- #1

grounded

- 85

- 1

If a ray of light was capable of grabbing the end of our tape measure as it passed us, it could prove to the world once and for all that the speed of light is not the same for observers at different velocities. Consider the following:

Imagine we are observing a ray of light that has a frequency of 10 cycles per second, and a wavelength of 1 foot. We can calculate the speed of light to be 10 feet per second. If the light grabbed the end of our tape measure as it passed, it would pull out 10 feet in one second. What happens if we increase speed towards the source sufficient enough to double the frequency? Textbooks will tell you that as you increase speed towards the source, the frequency will increase and the wavelength will decrease. So at our new speed, how far do you think the light (in 1 second) will pull out our tape measure? Textbooks will say 10 feet, since you now have a frequency of 20 cycles per second and a wavelength of 6 inches.

At our new speed, the tape measure would actually be pulled out 20 feet in 1 second. This is because it is impossible to change the distance light has to travel through space from the source to complete one cycle by simply observing it at different speeds. The number of cycles we see in a second (frequency) is completely related to our speed relative to the source. The distance the light has to travel from the source to complete one cycle (wavelength) is always the same. You cannot change the distance a ray of light has to travel from the source to complete a cycle by running into the next cycle.

To plot our ray of light that has a frequency of 10 cycles per second, and a wavelength of 1 foot, we can draw a 10-inch line that represents 1 second. On that line will be 10 dots representing each completed cycle, they will be spaced 1-inch apart. If we increase speed until the frequency is doubled and then plot the new ray of light, we will now have 20 dots spaced a half an inch apart. Calculating the speed we will find that the light is still traveling towards us at 10 feet per second. Our flaw comes from not adjusting the length of our line. The length of the line does not just represent 1 second; it represents the amount of distance traveled in 1 second.

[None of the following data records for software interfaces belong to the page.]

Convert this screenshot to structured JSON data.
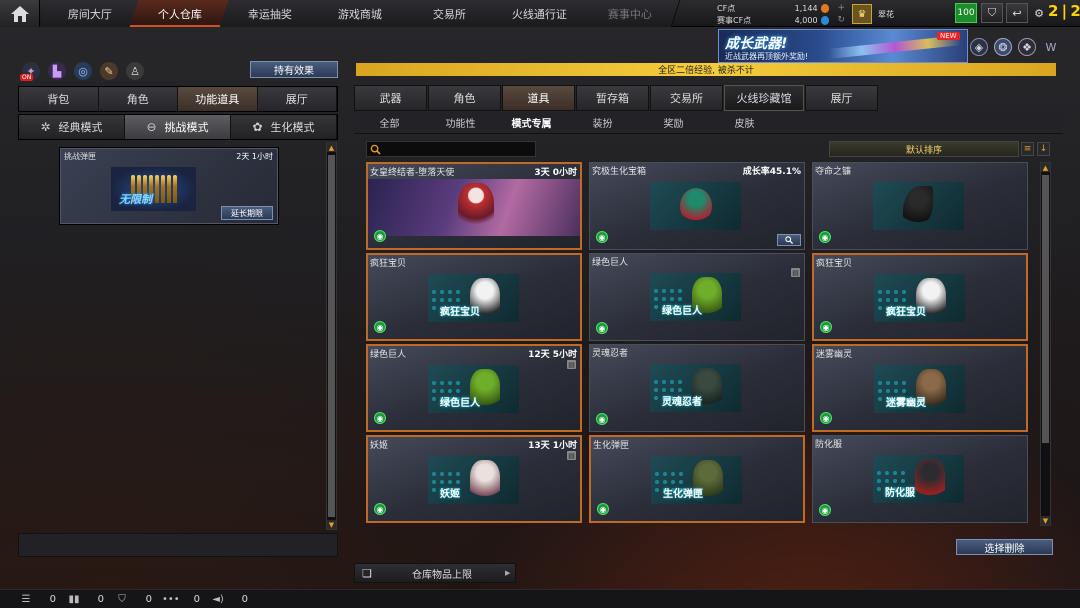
{
  "topnav": {
    "tabs": [
      {
        "label": "房间大厅"
      },
      {
        "label": "个人仓库"
      },
      {
        "label": "幸运抽奖"
      },
      {
        "label": "游戏商城"
      },
      {
        "label": "交易所"
      },
      {
        "label": "火线通行证"
      },
      {
        "label": "赛事中心"
      }
    ],
    "active_index": 1,
    "cf_label": "CF点",
    "cf_value": "1,144",
    "match_cf_label": "赛事CF点",
    "match_cf_value": "4,000",
    "username": "翠花",
    "level": "100",
    "counter": "2 | 2"
  },
  "banner": {
    "title": "成长武器!",
    "subtitle": "近战武器再顶额外奖励!",
    "new_tag": "NEW"
  },
  "ticker": "全区二倍经验, 被杀不计",
  "left": {
    "on_badge": "ON",
    "hold_button": "持有效果",
    "tabs": [
      "背包",
      "角色",
      "功能道具",
      "展厅"
    ],
    "active_tab": 2,
    "modes": [
      {
        "label": "经典模式",
        "icon": "classic-mode-icon",
        "glyph": "✲"
      },
      {
        "label": "挑战模式",
        "icon": "challenge-mode-icon",
        "glyph": "⊖"
      },
      {
        "label": "生化模式",
        "icon": "bio-mode-icon",
        "glyph": "✿"
      }
    ],
    "active_mode": 1,
    "item": {
      "name": "挑战弹匣",
      "time": "2天 1小时",
      "overlay": "无限制",
      "extend_button": "延长期限"
    }
  },
  "right": {
    "tabs": [
      "武器",
      "角色",
      "道具",
      "暂存箱",
      "交易所",
      "火线珍藏馆",
      "展厅"
    ],
    "active_tab": 2,
    "subtabs": [
      "全部",
      "功能性",
      "模式专属",
      "装扮",
      "奖励",
      "皮肤"
    ],
    "active_subtab": 2,
    "search_placeholder": "",
    "sort_label": "默认排序",
    "items": [
      {
        "name": "女皇终结者-堕落天使",
        "time": "3天 0小时",
        "highlight": true,
        "style": "wide",
        "caption": ""
      },
      {
        "name": "究极生化宝箱",
        "time": "成长率45.1%",
        "highlight": false,
        "style": "chest",
        "caption": "",
        "magnify": true
      },
      {
        "name": "夺命之镰",
        "time": "",
        "highlight": false,
        "style": "scythe",
        "caption": ""
      },
      {
        "name": "疯狂宝贝",
        "time": "",
        "highlight": true,
        "style": "char-pink",
        "caption": "疯狂宝贝"
      },
      {
        "name": "绿色巨人",
        "time": "",
        "highlight": false,
        "style": "char-green",
        "caption": "绿色巨人",
        "lock": true
      },
      {
        "name": "疯狂宝贝",
        "time": "",
        "highlight": true,
        "style": "char-pink",
        "caption": "疯狂宝贝"
      },
      {
        "name": "绿色巨人",
        "time": "12天 5小时",
        "highlight": true,
        "style": "char-green",
        "caption": "绿色巨人",
        "lock": true
      },
      {
        "name": "灵魂忍者",
        "time": "",
        "highlight": false,
        "style": "char-dark",
        "caption": "灵魂忍者"
      },
      {
        "name": "迷雾幽灵",
        "time": "",
        "highlight": true,
        "style": "char-brown",
        "caption": "迷雾幽灵"
      },
      {
        "name": "妖姬",
        "time": "13天 1小时",
        "highlight": true,
        "style": "char-white",
        "caption": "妖姬",
        "lock": true
      },
      {
        "name": "生化弹匣",
        "time": "",
        "highlight": true,
        "style": "ammo",
        "caption": "生化弹匣"
      },
      {
        "name": "防化服",
        "time": "",
        "highlight": false,
        "style": "suit",
        "caption": "防化服"
      }
    ],
    "delete_button": "选择删除",
    "capacity_label": "仓库物品上限"
  },
  "bottombar": [
    {
      "icon": "list-icon",
      "glyph": "☰",
      "value": "0"
    },
    {
      "icon": "binoculars-icon",
      "glyph": "▮▮",
      "value": "0"
    },
    {
      "icon": "shield-icon",
      "glyph": "⛉",
      "value": "0"
    },
    {
      "icon": "chat-icon",
      "glyph": "•••",
      "value": "0"
    },
    {
      "icon": "speaker-icon",
      "glyph": "◄)",
      "value": "0"
    }
  ],
  "colors": {
    "accent": "#c06a28",
    "ticker": "#f5cd3c",
    "button": "#2b3954"
  }
}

So as we increase speed towards the source, we must also increase the length of our line. This will cause an increase in frequency, the wavelength stays the same, and the speed increases.

At our increased speed, interferometers and oscilloscopes will both squeeze the 20 cycles on our 10-inch line. This will indicate that the speed of light does not change as we travel at increasing speed towards it. If we believe this, then we must believe that by changing our speed towards the source, we can control the distance the wave must travel from the source in order to complete 1 cycle.

Try to imagine a source of light that instead of shooting out a beam of light, it shot out 1-foot rulers, one after the other in a straight line. If you increase speed towards the source you can increase the amount of rulers you pass in a second, but you cannot change the length of the rulers. Don’t let perception distort reality.

Imagine we are observing a ray of light that has a frequency of 10 cycles per second, and a wavelength of 1 foot. We can calculate the speed of light to be 10 feet per second. If the light grabbed the end of our tape measure as it passed, it would pull out 10 feet in one second. What happens if we increase speed towards the source sufficient enough to double the frequency? Textbooks will tell you that as you increase speed towards the source, the frequency will increase and the wavelength will decrease. So at our new speed, how far do you think the light (in 1 second) will pull out our tape measure? Textbooks will say 10 feet, since you now have a frequency of 20 cycles per second and a wavelength of 6 inches.

At our new speed, the tape measure would actually be pulled out 20 feet in 1 second. This is because it is impossible to change the distance light has to travel through space from the source to complete one cycle by simply observing it at different speeds. The number of cycles we see in a second (frequency) is completely related to our speed relative to the source. The distance the light has to travel from the source to complete one cycle (wavelength) is always the same. You cannot change the distance a ray of light has to travel from the source to complete a cycle by running into the next cycle.

To plot our ray of light that has a frequency of 10 cycles per second, and a wavelength of 1 foot, we can draw a 10-inch line that represents 1 second. On that line will be 10 dots representing each completed cycle, they will be spaced 1-inch apart. If we increase speed until the frequency is doubled and then plot the new ray of light, we will now have 20 dots spaced a half an inch apart. Calculating the speed we will find that the light is still traveling towards us at 10 feet per second. Our flaw comes from not adjusting the length of our line. The length of the line does not just represent 1 second; it represents the amount of distance traveled in 1 second. So as we increase speed towards the source, we must also increase the length of our line. This will cause an increase in frequency, the wavelength stays the same, and the speed increases.

At our increased speed, interferometers and oscilloscopes will both squeeze the 20 cycles on our 10-inch line. This will indicate that the speed of light does not change as we travel at increasing speed towards it. If we believe this, then we must believe that by changing our speed towards the source, we can control the distance the wave must travel from the source in order to complete 1 cycle.

Try to imagine a source of light that instead of shooting out a beam of light, it shot out 1-foot rulers, one after the other in a straight line. If you increase speed towards the source you can increase the amount of rulers you pass in a second, but you cannot change the length of the rulers. Don’t let perception distort reality.

Last edited: